By Robert Clampett

Economic forecasters worldwide are turning more of their attention and money to the continent of Africa—and no wonder. The Entire continent is experiencing an economic boom, fueled by increasing urbanization, agricultural mechanization and rising living standards.

United Nation’s forecasters predict that by 2050, Africa will be home to one-quarter of the world’s population, led by Nigeria, the Democratic Republic of the Congo (DRC), Ethiopia, Tanzania and Egypt, all predicted to be in the top ten largest population list of nations by 2100. Cities, including Lagos, Nairobi and Dar El Salaam, are quickly becoming megalopolises requiring massive development opportunities for expensive infrastructure, rapid transit and construction of housing for their growing populations.

Nations around the globe have noticed and are paying attention. China’s Belt and Road nuts and bolts development investments in the continent, now in high gear, have improved several African nations’ infrastructure—including hydropower, seaports and railroads. The United States, a little late to the party, recently hosted a summit with 50 African leaders, with President Joe Biden saying, “When Africa succeeds, the United States succeeds,” adding, “Quite frankly, the whole world succeeds as well.”

Following the U.S.-African Leaders Summit, Biden promised U.S. investments in the continent to the tune of $55 billion over the next three years, stating that the U.S. is “all in on Africa’s future.”

Economists note that it is in the interests of nations, including the U.S., China, Russia and the European Union, to invest in African countries as they emerge as growing middle-class markets in need of goods and services, including much-needed medical infrastructure seeking an end to potential pandemics as Ebola.

Leaders of African nations are faced with decisions as to which countries provide the best trade partners. Says the president of Rwanda Paul Kagame his country “will not be bullied into making choices between the United States and China.”

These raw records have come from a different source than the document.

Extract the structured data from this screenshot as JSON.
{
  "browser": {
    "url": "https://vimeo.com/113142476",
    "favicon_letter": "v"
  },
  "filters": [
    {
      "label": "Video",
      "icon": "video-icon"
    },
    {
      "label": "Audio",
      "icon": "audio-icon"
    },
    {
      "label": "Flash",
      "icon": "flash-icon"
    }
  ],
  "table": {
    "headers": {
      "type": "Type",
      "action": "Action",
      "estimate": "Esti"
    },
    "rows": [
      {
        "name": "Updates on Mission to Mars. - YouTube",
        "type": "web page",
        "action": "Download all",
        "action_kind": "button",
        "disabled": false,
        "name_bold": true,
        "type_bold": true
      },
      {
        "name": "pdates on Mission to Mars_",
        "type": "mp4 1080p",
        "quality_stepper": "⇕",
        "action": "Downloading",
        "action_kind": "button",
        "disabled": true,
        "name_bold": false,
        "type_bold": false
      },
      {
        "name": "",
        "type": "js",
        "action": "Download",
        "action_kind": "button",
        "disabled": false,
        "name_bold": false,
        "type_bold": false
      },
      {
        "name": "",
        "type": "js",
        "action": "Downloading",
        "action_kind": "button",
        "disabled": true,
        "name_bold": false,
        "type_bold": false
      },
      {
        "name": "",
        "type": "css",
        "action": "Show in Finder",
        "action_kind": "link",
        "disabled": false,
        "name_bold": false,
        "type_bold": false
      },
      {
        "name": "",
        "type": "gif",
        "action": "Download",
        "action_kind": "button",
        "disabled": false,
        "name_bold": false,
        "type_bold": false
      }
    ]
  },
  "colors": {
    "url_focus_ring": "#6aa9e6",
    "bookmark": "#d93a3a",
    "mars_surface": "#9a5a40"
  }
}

Developing and engineering products specifically for the African market are seen as sparking innovation that may also prove meaningful to nations worldwide. For instance, nearly half of all mobile phones purchased by Africans are Chinese brands, some customized with language-specific keyboards and photo hues designed to reflect African’s brown skin tones accurately.

Planned economic advancement throughout Africa is also seen as helpful to maintaining political stability globally, as well-to-do Nigerians and Tanzanians, now regularly migrating to European shores, are more likely to stay at home rather than run the gamut of migration into countries resisting their admittance.

All in all—as developed nations struggle to keep pace with each other, the move to build a base in Africa is seen as a move towards a brighter future and a win-win opportunity for the planet.